This book, as one might expect from the title, is about catapults. Some people may immediately think of a specific machine as being "a catapult", but unfortunately this is actually incorrect. Why would the Roman's use a Greek name for a machine rather than a Latin one? Even the word "ballista" is a Latin corruption of the Greek ballistra. And yes you do have to be a real classical geek to know stuff like that, but this is artillery so we get the points back there.
The point is that what people "know" about catapults is usually wrong and unless you want to go to university for seven or eight years it will probably stay wrong because Hollywood own the best (or possibly worst) system for dissemination of information. In fact, catapult is the action of throwing. It may well be accurate enough to say that its use is a generic term for throwing machines.
What you the reader will need to do is simply sigh and accept that Age of Empires has lied to you and forget all of your preconceptions about catapults and allow some new ideas to creep in. The real problem with trying to learn
about ancient throwing, machines are that we are dealing with a highly technical subject that covers more time than gunpowder using three methods of propulsion over guns powder's single method (expanding gas). You could
liken the challenge to attempting to recreate the two World Wars after a thousand years with two rifles, a pistol, a
howitzer and a stack of Commando Comics.
What we know will be tempered by what we do not know and become what we believe. This book is what I believe, and that has been shaped by both an academic study and practical experimentation strongly influenced by finding and listening to people who have demonstrated their own ability with this sort of machine. In this book, I will be touching on the highlights in the development and evolution of catapults from the earliest tension powered throwers, through the highly technical

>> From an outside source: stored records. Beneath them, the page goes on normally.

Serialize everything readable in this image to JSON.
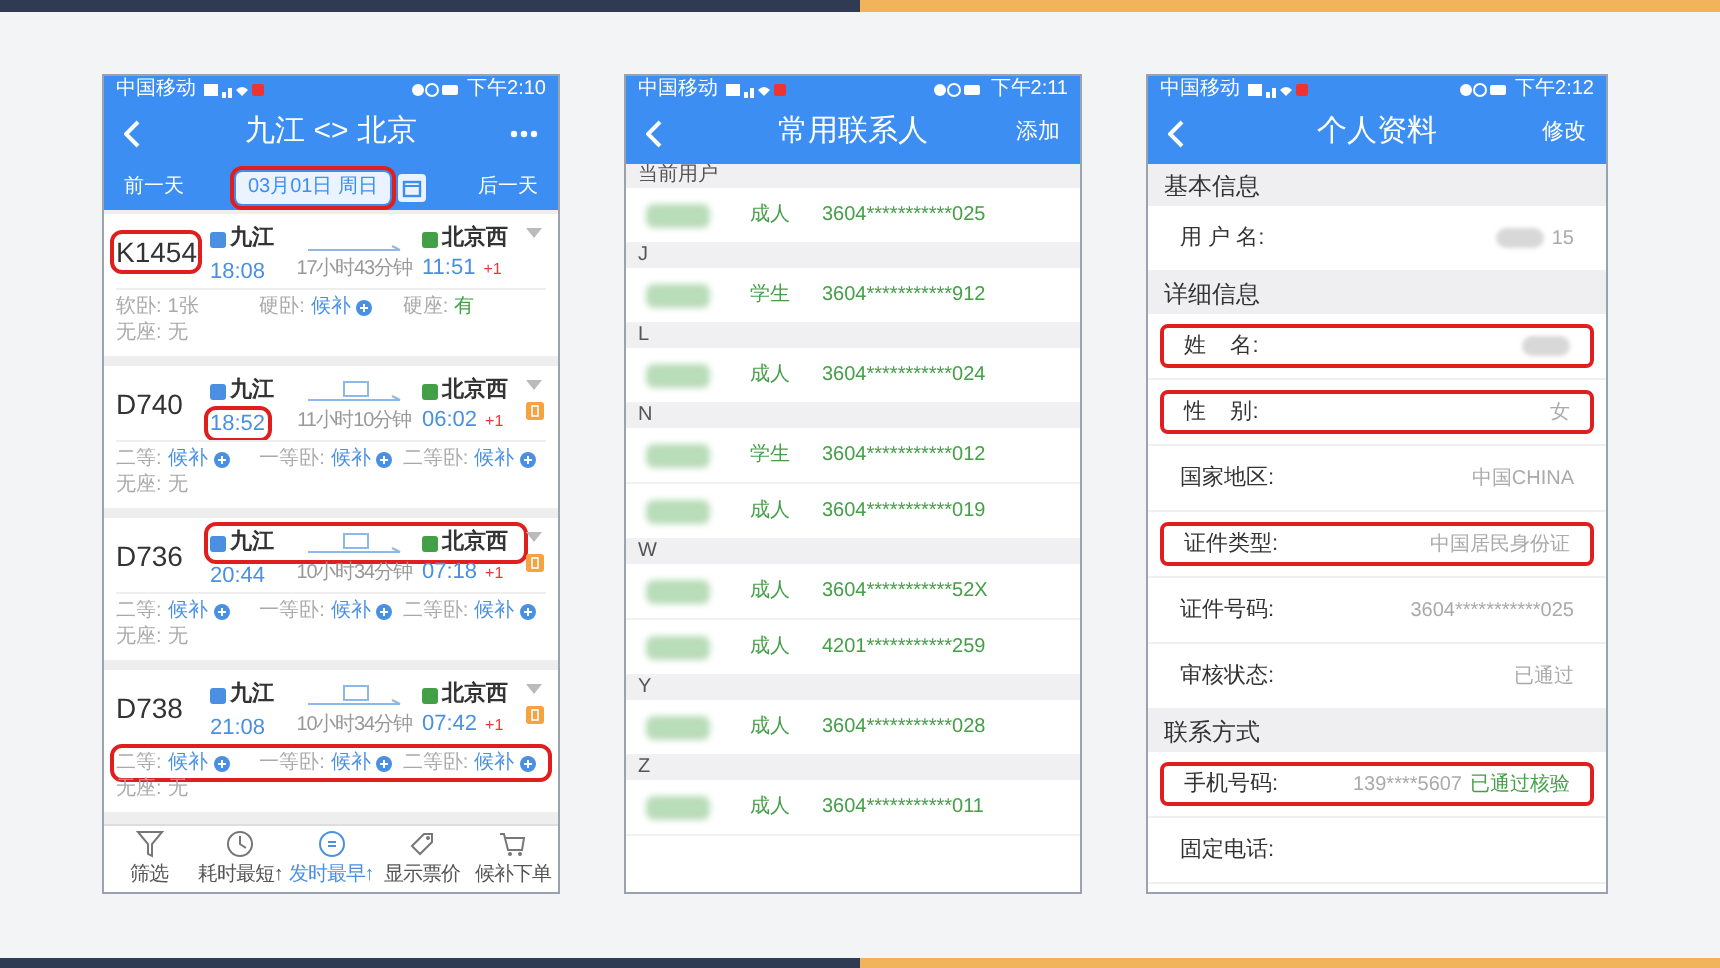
{
  "trains_screen": {
    "status": {
      "carrier": "中国移动",
      "time": "下午2:10"
    },
    "title": "九江 <> 北京",
    "prev_day": "前一天",
    "date": "03月01日 周日",
    "date_highlighted": true,
    "next_day": "后一天",
    "trains": [
      {
        "number": "K1454",
        "from": "九江",
        "depart": "18:08",
        "duration": "17小时43分钟",
        "to": "北京西",
        "arrive": "11:51",
        "arrive_mark": "+1",
        "tagged": false,
        "number_highlighted": true,
        "time_highlighted": false,
        "route_highlighted": false,
        "seats_highlighted": false,
        "seats": [
          [
            {
              "label": "软卧:",
              "value": "1张",
              "kind": "plain"
            },
            {
              "label": "硬卧:",
              "value": "候补",
              "kind": "waitlist"
            },
            {
              "label": "硬座:",
              "value": "有",
              "kind": "available"
            }
          ],
          [
            {
              "label": "无座:",
              "value": "无",
              "kind": "plain"
            }
          ]
        ]
      },
      {
        "number": "D740",
        "from": "九江",
        "depart": "18:52",
        "duration": "11小时10分钟",
        "to": "北京西",
        "arrive": "06:02",
        "arrive_mark": "+1",
        "tagged": true,
        "number_highlighted": false,
        "time_highlighted": true,
        "route_highlighted": false,
        "seats_highlighted": false,
        "seats": [
          [
            {
              "label": "二等:",
              "value": "候补",
              "kind": "waitlist"
            },
            {
              "label": "一等卧:",
              "value": "候补",
              "kind": "waitlist"
            },
            {
              "label": "二等卧:",
              "value": "候补",
              "kind": "waitlist"
            }
          ],
          [
            {
              "label": "无座:",
              "value": "无",
              "kind": "plain"
            }
          ]
        ]
      },
      {
        "number": "D736",
        "from": "九江",
        "depart": "20:44",
        "duration": "10小时34分钟",
        "to": "北京西",
        "arrive": "07:18",
        "arrive_mark": "+1",
        "tagged": true,
        "number_highlighted": false,
        "time_highlighted": false,
        "route_highlighted": true,
        "seats_highlighted": false,
        "seats": [
          [
            {
              "label": "二等:",
              "value": "候补",
              "kind": "waitlist"
            },
            {
              "label": "一等卧:",
              "value": "候补",
              "kind": "waitlist"
            },
            {
              "label": "二等卧:",
              "value": "候补",
              "kind": "waitlist"
            }
          ],
          [
            {
              "label": "无座:",
              "value": "无",
              "kind": "plain"
            }
          ]
        ]
      },
      {
        "number": "D738",
        "from": "九江",
        "depart": "21:08",
        "duration": "10小时34分钟",
        "to": "北京西",
        "arrive": "07:42",
        "arrive_mark": "+1",
        "tagged": true,
        "number_highlighted": false,
        "time_highlighted": false,
        "route_highlighted": false,
        "seats_highlighted": true,
        "seats": [
          [
            {
              "label": "二等:",
              "value": "候补",
              "kind": "waitlist"
            },
            {
              "label": "一等卧:",
              "value": "候补",
              "kind": "waitlist"
            },
            {
              "label": "二等卧:",
              "value": "候补",
              "kind": "waitlist"
            }
          ],
          [
            {
              "label": "无座:",
              "value": "无",
              "kind": "plain"
            }
          ]
        ]
      }
    ],
    "toolbar": [
      {
        "label": "筛选",
        "kind": "filter",
        "selected": false
      },
      {
        "label": "耗时最短↑",
        "kind": "duration",
        "selected": false
      },
      {
        "label": "发时最早↑",
        "kind": "departure",
        "selected": true
      },
      {
        "label": "显示票价",
        "kind": "price",
        "selected": false
      },
      {
        "label": "候补下单",
        "kind": "cart",
        "selected": false
      }
    ]
  },
  "contacts_screen": {
    "status": {
      "carrier": "中国移动",
      "time": "下午2:11"
    },
    "title": "常用联系人",
    "action": "添加",
    "groups": [
      {
        "header": "当前用户",
        "contacts": [
          {
            "type": "成人",
            "id": "3604***********025"
          }
        ]
      },
      {
        "header": "J",
        "contacts": [
          {
            "type": "学生",
            "id": "3604***********912"
          }
        ]
      },
      {
        "header": "L",
        "contacts": [
          {
            "type": "成人",
            "id": "3604***********024"
          }
        ]
      },
      {
        "header": "N",
        "contacts": [
          {
            "type": "学生",
            "id": "3604***********012"
          },
          {
            "type": "成人",
            "id": "3604***********019"
          }
        ]
      },
      {
        "header": "W",
        "contacts": [
          {
            "type": "成人",
            "id": "3604***********52X"
          },
          {
            "type": "成人",
            "id": "4201***********259"
          }
        ]
      },
      {
        "header": "Y",
        "contacts": [
          {
            "type": "成人",
            "id": "3604***********028"
          }
        ]
      },
      {
        "header": "Z",
        "contacts": [
          {
            "type": "成人",
            "id": "3604***********011"
          }
        ]
      }
    ]
  },
  "profile_screen": {
    "status": {
      "carrier": "中国移动",
      "time": "下午2:12"
    },
    "title": "个人资料",
    "action": "修改",
    "sections": [
      {
        "header": "基本信息",
        "rows": [
          {
            "label": "用 户 名:",
            "value": "15",
            "blurred": true,
            "highlighted": false
          }
        ]
      },
      {
        "header": "详细信息",
        "rows": [
          {
            "label": "姓    名:",
            "blurred": true,
            "highlighted": true
          },
          {
            "label": "性    别:",
            "value": "女",
            "blurred": false,
            "highlighted": true
          },
          {
            "label": "国家地区:",
            "value": "中国CHINA",
            "blurred": false,
            "highlighted": false
          },
          {
            "label": "证件类型:",
            "value": "中国居民身份证",
            "blurred": false,
            "highlighted": true
          },
          {
            "label": "证件号码:",
            "value": "3604***********025",
            "blurred": false,
            "highlighted": false
          },
          {
            "label": "审核状态:",
            "value": "已通过",
            "blurred": false,
            "highlighted": false
          }
        ]
      },
      {
        "header": "联系方式",
        "rows": [
          {
            "label": "手机号码:",
            "value": "139****5607",
            "badge": "已通过核验",
            "blurred": false,
            "highlighted": true
          },
          {
            "label": "固定电话:",
            "blurred": false,
            "highlighted": false
          }
        ]
      }
    ]
  }
}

torsion machines of the Greeks and Romans to the wall-smashing traction powered machines of the Middle Ages. I'll be touching on the weapons that influenced them and the reasons why they may have fallen into disuse. But more importantly, I'll be looking at some of the key individuals' history's artillerymen and the pan they played in the development and use of pre-gunpowder artillery and the part that artillery played in their lives.
Codex Catapultae is availbale from Amazon.